* To do: Without copying the images, write out all the entries below verbatim.

* Source information:

- Opening Delimiter -

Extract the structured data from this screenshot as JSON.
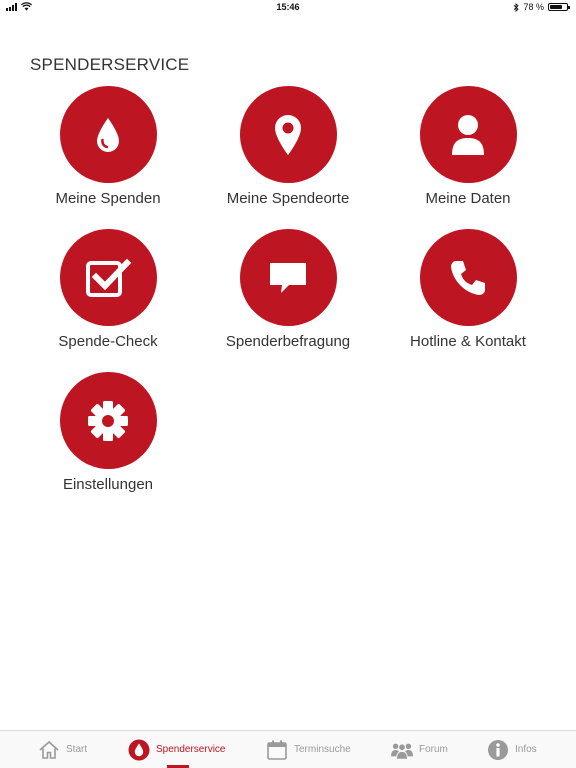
{
  "status_bar": {
    "time": "15:46",
    "battery": "78 %",
    "battery_level": 0.78
  },
  "section": {
    "title": "SPENDERSERVICE"
  },
  "tiles": [
    {
      "label": "Meine Spenden",
      "icon": "drop-icon"
    },
    {
      "label": "Meine Spendeorte",
      "icon": "map-pin-icon"
    },
    {
      "label": "Meine Daten",
      "icon": "person-icon"
    },
    {
      "label": "Spende-Check",
      "icon": "checkbox-icon"
    },
    {
      "label": "Spenderbefragung",
      "icon": "speech-bubble-icon"
    },
    {
      "label": "Hotline & Kontakt",
      "icon": "phone-icon"
    },
    {
      "label": "Einstellungen",
      "icon": "gear-icon"
    }
  ],
  "tabbar": {
    "active": "Spenderservice",
    "tabs": [
      {
        "label": "Start",
        "icon": "home-icon"
      },
      {
        "label": "Spenderservice",
        "icon": "drop-icon"
      },
      {
        "label": "Terminsuche",
        "icon": "calendar-icon"
      },
      {
        "label": "Forum",
        "icon": "people-icon"
      },
      {
        "label": "Infos",
        "icon": "info-icon"
      }
    ]
  },
  "colors": {
    "accent": "#be1522",
    "text": "#333333",
    "tab_inactive": "#9a9a9a"
  }
}
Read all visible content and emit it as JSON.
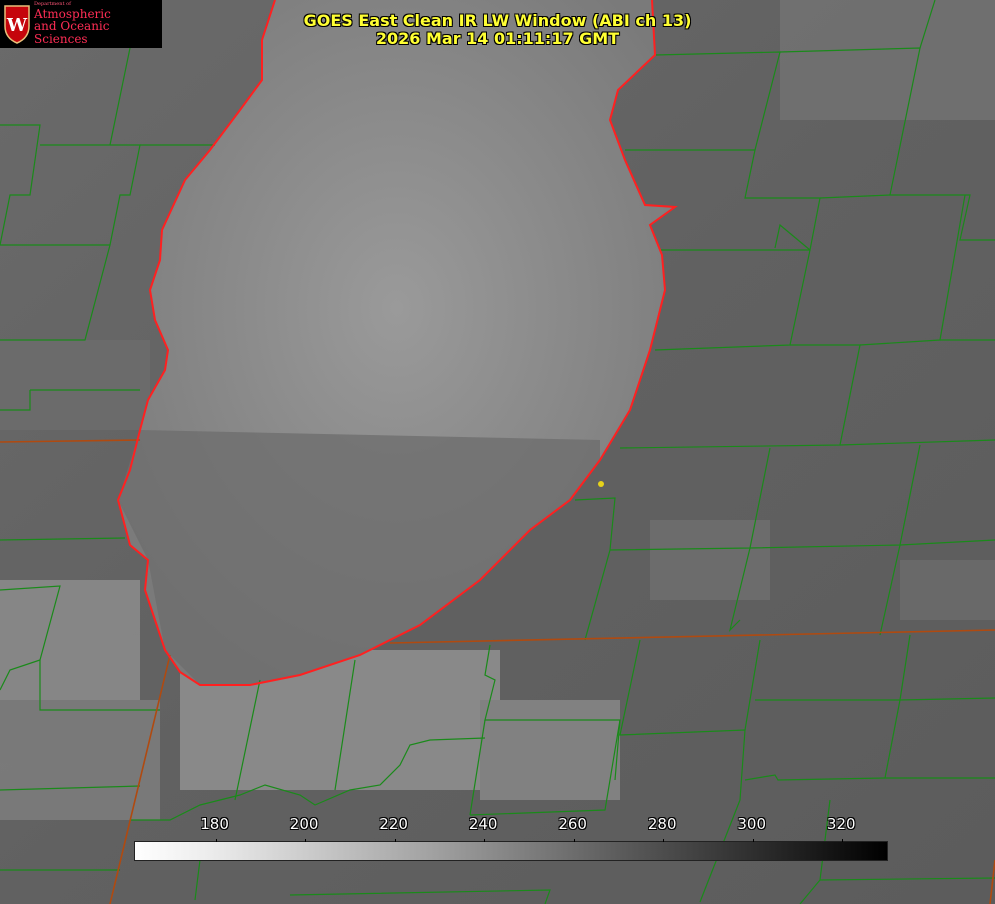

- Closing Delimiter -

* Solution to the problem:
Extract the structured data from this screenshot as JSON.
{
  "status_bar": {
    "time": "15:46",
    "battery": "78 %",
    "battery_level": 0.78
  },
  "section": {
    "title": "SPENDERSERVICE"
  },
  "tiles": [
    {
      "label": "Meine Spenden",
      "icon": "drop-icon"
    },
    {
      "label": "Meine Spendeorte",
      "icon": "map-pin-icon"
    },
    {
      "label": "Meine Daten",
      "icon": "person-icon"
    },
    {
      "label": "Spende-Check",
      "icon": "checkbox-icon"
    },
    {
      "label": "Spenderbefragung",
      "icon": "speech-bubble-icon"
    },
    {
      "label": "Hotline & Kontakt",
      "icon": "phone-icon"
    },
    {
      "label": "Einstellungen",
      "icon": "gear-icon"
    }
  ],
  "tabbar": {
    "active": "Spenderservice",
    "tabs": [
      {
        "label": "Start",
        "icon": "home-icon"
      },
      {
        "label": "Spenderservice",
        "icon": "drop-icon"
      },
      {
        "label": "Terminsuche",
        "icon": "calendar-icon"
      },
      {
        "label": "Forum",
        "icon": "people-icon"
      },
      {
        "label": "Infos",
        "icon": "info-icon"
      }
    ]
  },
  "colors": {
    "accent": "#be1522",
    "text": "#333333",
    "tab_inactive": "#9a9a9a"
  }
}
Read all visible content and emit it as JSON.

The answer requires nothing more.